I made a crude grill block for the lower grill of my Yaris sedan. It's made of cardboard and it's purpose is for testing to see if it's worth making a nicer permanent one.
I did 4 runs each on 2 courses, total of 8 runs. The grill block was alternately installed or removed between each run, a true A-B-A-B test. I chose high speeds so aerodynamic drag changes would be emphasized. The first course was 2.1 miles long with a slight downhill, run at 65 mph. The second course was 1.7 miles long with a slight uphill, run at 75 mph. For each run the cruise control was set at exactly the target speed and the scangauge II reset button was pressed just as the car passed a roadside marker. The scangauge II current mpg was read as the car passed the finish line roadside marker.
Conditions were cold (-5C) night time with no felt wind or traffic.
I tried my best to do everything the same for each run.
The effect of the grill block was measurable but there was quite a bit of difference between the runs. It looks like the improvement is somewhere between 2.5 and 4.9%. That is higher than I was expecting. Also it was unexpected that the higher speed run would show less difference. I think that came from the slight uphill on course 2, as more fuel was used to overcome the hill, the difference due to aerodynamics was a smaller percent of the total. To get a more accurate number, more runs would need to be made, however the wasted gas to do this would counteract the gains made by the grill block in the first place.
If I assume a 3% fuel economy improvement over 100,000 miles, $2.50/gallon gas cost, and 43 mpg average, that comes out to $170 savings. Looks like a winner to me. I'll be making a permanent (and nicer looking) grill block soon.
When I did my grille block test, I saw about a 3% improvement, and at lower speeds. That said, my grille openings are inexplicably gigantic compared to your car, and closing them probably makes a larger difference.
As for the differences you saw between runs, one question I'd raise is: was the car fully warmed up for the first test?
I don't just mean coolant temp. In winter conditions, it can take the transaxle, bearings & tires quite a while to reach stable operating temps, and your mileage will also not stabilize until that point. That could explain the larger difference in the first A-B pair.
That long warm-up period is why I don't attempt much winter testing.
EDIT: Which is not to say it can't be done, just that it takes longer if you have to drive until the car is fully warm before you start testing stuff.
Metro is right about winter testing, I just blocked off my lower part of the grill a week ago, I did some testing but I didn't see any gains. My car seems to take almost a half hour of driving before its completely warmed up.
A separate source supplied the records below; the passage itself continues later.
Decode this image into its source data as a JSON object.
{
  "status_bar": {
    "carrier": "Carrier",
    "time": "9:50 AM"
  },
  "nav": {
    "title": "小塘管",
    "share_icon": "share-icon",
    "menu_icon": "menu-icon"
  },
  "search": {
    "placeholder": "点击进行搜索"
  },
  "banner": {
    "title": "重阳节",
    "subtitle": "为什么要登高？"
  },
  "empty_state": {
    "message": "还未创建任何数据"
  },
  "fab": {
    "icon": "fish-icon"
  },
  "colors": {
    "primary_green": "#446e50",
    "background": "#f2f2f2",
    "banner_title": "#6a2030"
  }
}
Also you have to be aware of your Intake air temp. If you shut off a car in the cold and let it sit a few minutes and then go drive the intake temps are way up. it takes 5to 10 miles of driving for the intake temps to even out.
You'd get better results if you blocked the upper rather than the lower grill opening, especially if your car doesn't have underbody panelling. In the absence of underbody panels under your engine compartment, all of your cooling exhaust air is going to end up under your car, adding to the drag turbulence down there. Some of the air that currently isn't entering your blocked lower grill is going to end up under your car anyway. But if you block your upper grill, all of that air is going to end up going over your car, where it creates less drag.
If you look at many sports cars (example: 1992 Camaro, and also on the 92-95 Civics), you will see that they place their grill opening very low on the front of the car just for those reasons mentioned above. On most cars, that upper grill intake is dictated by the automotive styling department, since many people don't think a car "looks right" unless it has a grill opening at the upper front of the hood. That look is a holdover from the cars of the 30's where the entire front the the car was designed around a large, tall grill.
I only closed the lower grill because it was easier on my car, and also a little larger than the upper openings. My car does have a small underbelly, forcing all the grill air through the radiator.
I drove for about 10 minutes before starting the test so my car was not fuly warmed up. Since the runs with and without the grill block were alternating I didn't think it would matter much but maybe it did. One thing to note is the first runs on each course were the coldest and showed the best mpg (grill block was ran first).
That's a nice looking grill block you made. I want mine to look like that. Your upper grill is much larger than on the sedan version.